Mashup Editors

  • Yahoo Pipes - "a powerful composition tool to aggregate, manipulate, and mashup content from around the web" [1]. It "aims to let users design data-processing pipelines that filter, transform, enrich and combine data feeds and are again exposed as RSS feeds" ([1], p.46). The drag-and-drop editor works within a browser. Server-side: hosted on a Yahoo server.
  • Google AppEngine - Uses Python or Java. Free hosting until storage and bandwidth exceeds limits (5 million page views a month might still be free).
  • Popfly (Microsoft). Component-based. The "blocks" can process datafeeds, be Javascript functions, or can be a visual component. The drag-and-drop editor works within a browser, but needs a Microsoft plug-in. Hosted on a Microsoft server, excuted client-side, requires a plug-in
  • Intel Mashmaker - needs a browser plug-in

[1] attempts a summary of these approached, classifying them in terms of "Orchestration between components" (flow-based, event-based, or layout-based), "Data-passing style" (dataflow or global variables), etc. [2] introduces some of the principles and technologies.

Standardisation is being attempted - e.g. the OpenAjax Alliance have produced OpenAjax Hub 2.0 which includes "SMash" (Secure mash-up technology), "OpenAjax Metadata" and "OpenSearch".
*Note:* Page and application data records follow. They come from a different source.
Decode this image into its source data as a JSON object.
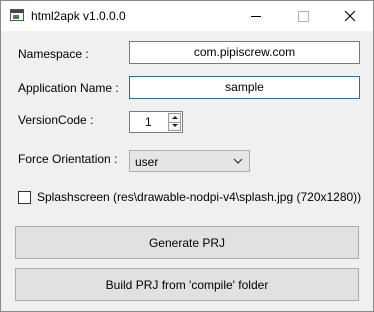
{
  "window": {
    "title": "html2apk v1.0.0.0",
    "icons": {
      "app": "app-window-icon",
      "minimize": "minimize-icon",
      "maximize": "maximize-icon",
      "close": "close-icon"
    }
  },
  "form": {
    "namespace": {
      "label": "Namespace :",
      "value": "com.pipiscrew.com"
    },
    "app_name": {
      "label": "Application Name :",
      "value": "sample"
    },
    "version_code": {
      "label": "VersionCode :",
      "value": "1"
    },
    "orientation": {
      "label": "Force Orientation :",
      "selected": "user"
    },
    "splashscreen": {
      "label": "Splashscreen (res\\drawable-nodpi-v4\\splash.jpg (720x1280))",
      "checked": false
    }
  },
  "buttons": {
    "generate": "Generate PRJ",
    "build": "Build PRJ from 'compile' folder"
  },
  "colors": {
    "focus": "#0078d7",
    "window_bg": "#f0f0f0",
    "button_bg": "#e1e1e1"
  }
}
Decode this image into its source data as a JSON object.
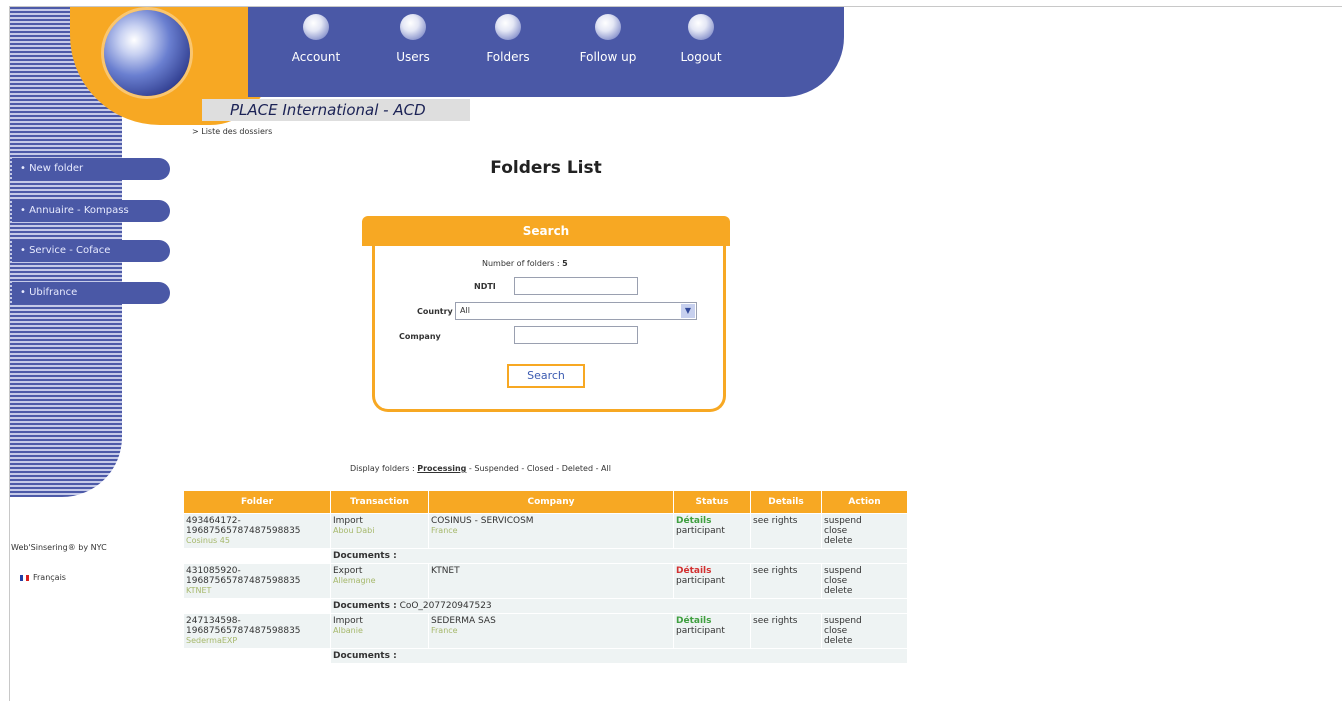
{
  "app": {
    "title": "PLACE International - ACD"
  },
  "nav": {
    "items": [
      {
        "label": "Account"
      },
      {
        "label": "Users"
      },
      {
        "label": "Folders"
      },
      {
        "label": "Follow up"
      },
      {
        "label": "Logout"
      }
    ]
  },
  "breadcrumb": "> Liste des dossiers",
  "sidebar": {
    "items": [
      {
        "label": "• New folder"
      },
      {
        "label": "• Annuaire - Kompass"
      },
      {
        "label": "• Service - Coface"
      },
      {
        "label": "• Ubifrance"
      }
    ],
    "powered_by": "Web'Sinsering® by NYC",
    "language": "Français"
  },
  "page_title": "Folders List",
  "search": {
    "title": "Search",
    "count_label": "Number of folders :",
    "count_value": "5",
    "ndti_label": "NDTI",
    "ndti_value": "",
    "country_label": "Country",
    "country_value": "All",
    "company_label": "Company",
    "company_value": "",
    "button_label": "Search"
  },
  "filters": {
    "prefix": "Display folders :",
    "items": [
      {
        "label": "Processing",
        "active": true
      },
      {
        "label": "Suspended"
      },
      {
        "label": "Closed"
      },
      {
        "label": "Deleted"
      },
      {
        "label": "All"
      }
    ]
  },
  "table": {
    "headers": [
      "Folder",
      "Transaction",
      "Company",
      "Status",
      "Details",
      "Action"
    ],
    "rows": [
      {
        "folder_id": "493464172-",
        "folder_num": "19687565787487598835",
        "folder_name": "Cosinus 45",
        "transaction": "Import",
        "transaction_place": "Abou Dabi",
        "company": "COSINUS - SERVICOSM",
        "company_country": "France",
        "status_link": "Détails",
        "status_text": "participant",
        "details": "see rights",
        "actions": [
          "suspend",
          "close",
          "delete"
        ],
        "documents_label": "Documents :",
        "documents": ""
      },
      {
        "folder_id": "431085920-",
        "folder_num": "19687565787487598835",
        "folder_name": "KTNET",
        "transaction": "Export",
        "transaction_place": "Allemagne",
        "company": "KTNET",
        "company_country": "",
        "status_link": "Détails",
        "status_text": "participant",
        "details": "see rights",
        "actions": [
          "suspend",
          "close",
          "delete"
        ],
        "documents_label": "Documents :",
        "documents": "CoO_207720947523"
      },
      {
        "folder_id": "247134598-",
        "folder_num": "19687565787487598835",
        "folder_name": "SedermaEXP",
        "transaction": "Import",
        "transaction_place": "Albanie",
        "company": "SEDERMA SAS",
        "company_country": "France",
        "status_link": "Détails",
        "status_text": "participant",
        "details": "see rights",
        "actions": [
          "suspend",
          "close",
          "delete"
        ],
        "documents_label": "Documents :",
        "documents": ""
      }
    ]
  },
  "colors": {
    "accent_orange": "#f7a823",
    "nav_blue": "#4a58a6",
    "status_green": "#3f9f3f",
    "status_red": "#d23030"
  }
}
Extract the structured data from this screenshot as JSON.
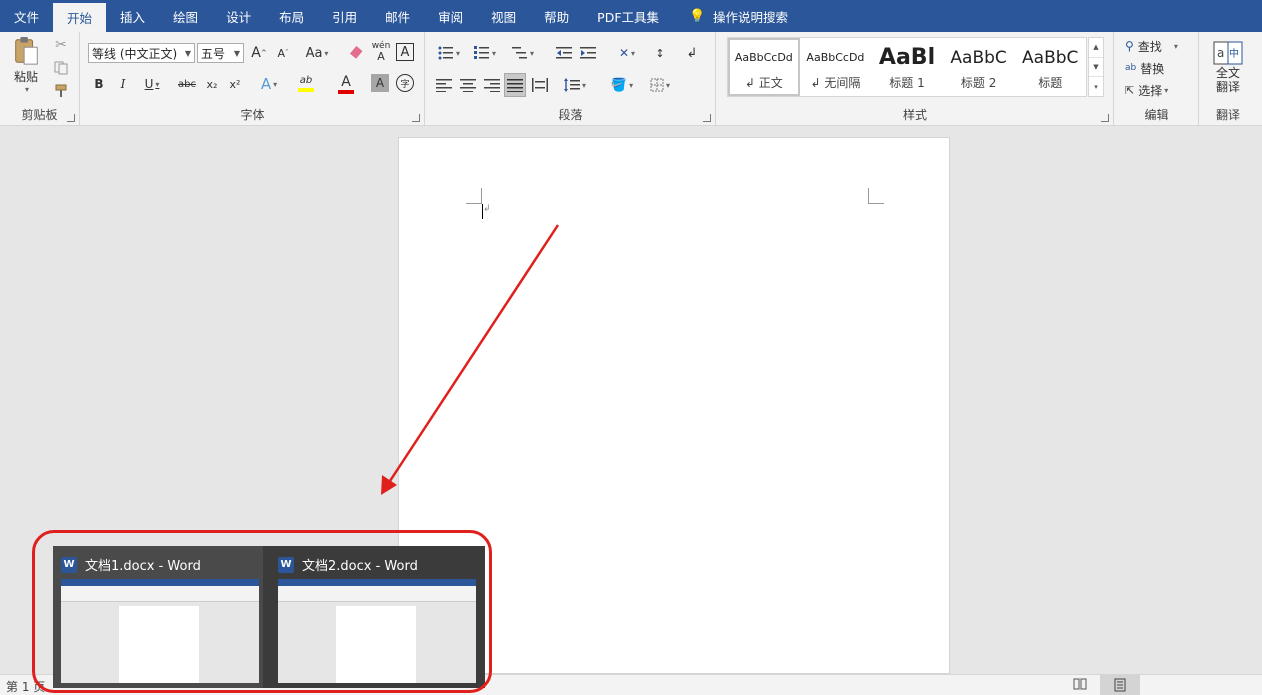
{
  "tabs": [
    {
      "label": "文件",
      "name": "tab-file"
    },
    {
      "label": "开始",
      "name": "tab-home",
      "active": true
    },
    {
      "label": "插入",
      "name": "tab-insert"
    },
    {
      "label": "绘图",
      "name": "tab-draw"
    },
    {
      "label": "设计",
      "name": "tab-design"
    },
    {
      "label": "布局",
      "name": "tab-layout"
    },
    {
      "label": "引用",
      "name": "tab-references"
    },
    {
      "label": "邮件",
      "name": "tab-mailings"
    },
    {
      "label": "审阅",
      "name": "tab-review"
    },
    {
      "label": "视图",
      "name": "tab-view"
    },
    {
      "label": "帮助",
      "name": "tab-help"
    },
    {
      "label": "PDF工具集",
      "name": "tab-pdf-tools"
    }
  ],
  "tell_me": {
    "label": "操作说明搜索",
    "icon": "lightbulb-icon"
  },
  "clipboard": {
    "group_label": "剪贴板",
    "paste_label": "粘贴"
  },
  "font": {
    "group_label": "字体",
    "font_name": "等线 (中文正文)",
    "font_size": "五号",
    "grow_label": "A",
    "shrink_label": "A",
    "case_label": "Aa",
    "phonetic_label": "wén",
    "border_label": "A",
    "bold": "B",
    "italic": "I",
    "underline": "U",
    "strike": "abc",
    "subscript": "x₂",
    "superscript": "x²",
    "effects": "A",
    "font_color": "A",
    "shading": "A",
    "enclose": "字",
    "highlight_label": "ab"
  },
  "paragraph": {
    "group_label": "段落"
  },
  "styles": {
    "group_label": "样式",
    "items": [
      {
        "sample": "AaBbCcDd",
        "name": "↲ 正文"
      },
      {
        "sample": "AaBbCcDd",
        "name": "↲ 无间隔"
      },
      {
        "sample": "AaBl",
        "name": "标题 1"
      },
      {
        "sample": "AaBbC",
        "name": "标题 2"
      },
      {
        "sample": "AaBbC",
        "name": "标题"
      }
    ]
  },
  "editing": {
    "group_label": "编辑",
    "find": "查找",
    "replace": "替换",
    "select": "选择"
  },
  "translate": {
    "group_label": "翻译",
    "line1": "全文",
    "line2": "翻译"
  },
  "document": {
    "paragraph_mark": "↲"
  },
  "status": {
    "page": "第 1 页"
  },
  "thumbnails": [
    {
      "title": "文档1.docx - Word"
    },
    {
      "title": "文档2.docx - Word"
    }
  ],
  "colors": {
    "accent": "#2b579a",
    "annotation": "#e0201c",
    "font_color_bar": "#e00000",
    "highlight_bar": "#ffff00"
  }
}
  • Ajax - comprises several technologies (XHTML, CSS, DOM, Asynchronous data exchange, typically of XML data, client-side scripting, primarily JavaScript) to create a smooth, cohesive Web experience for the user by exchanging small amounts of data with the content servers rather than reload and re-render the entire page after some user action. Ajax toolkits and libraries include Sajax or Zimbra and are usually implemented in JavaScript.
  • Atom/RSS - Both are syndication protocols letting a site offer data (often just text) to other sites. Atom is a newer, and seeks to maintain better metadata than RSS
  • API - Application Protocol Interface - a set of routines to interface with an application
  • Client-side scripting - code (e.g. javascript) supplied on a web page and given to the browser to run. The alternative is server-side scripting (e.g. PHP), where the code is run on the web server before the resulting HTML is sent to the browser. The advantage of client-side scripting is that you don't need any special facilities on the web server. The disadvantage is that users can deliberately disable their browser's javascript, and browsers may be buggy or old. If the server-side scripts produce Javascript (mashups often do) you have a hybrid system.
  • EMML - Enterprise Mash-up Mark-up Language
  • JSON - JavaScript Object Notation. Another data-exchange format - used in Ajax instead of XML.
  • Lash-ups - Like mash-ups, but more of a hack
  • OMA - Open Mashup Alliance
  • RDF - Resource Description Framework. A W3C family of specifications establishing syntactic structures (a grammar) that describe data.
  • REST - Representational State Transfer (a protocol for communicating with remote services). Uses just HTTP and XML, and is simpler than SOAP. Programs that use it are said to be RESTful.
  • Screen scraping - using software tools to parse and analyze content that was originally written for human consumption (if there's no API).
  • SOAP - Services-Oriented Access Protocol (a protocol for communicating with remote services). SOAP APIs for Web services are described by WSDL documents

See Also

Much of this page's material derives from [1] and [2]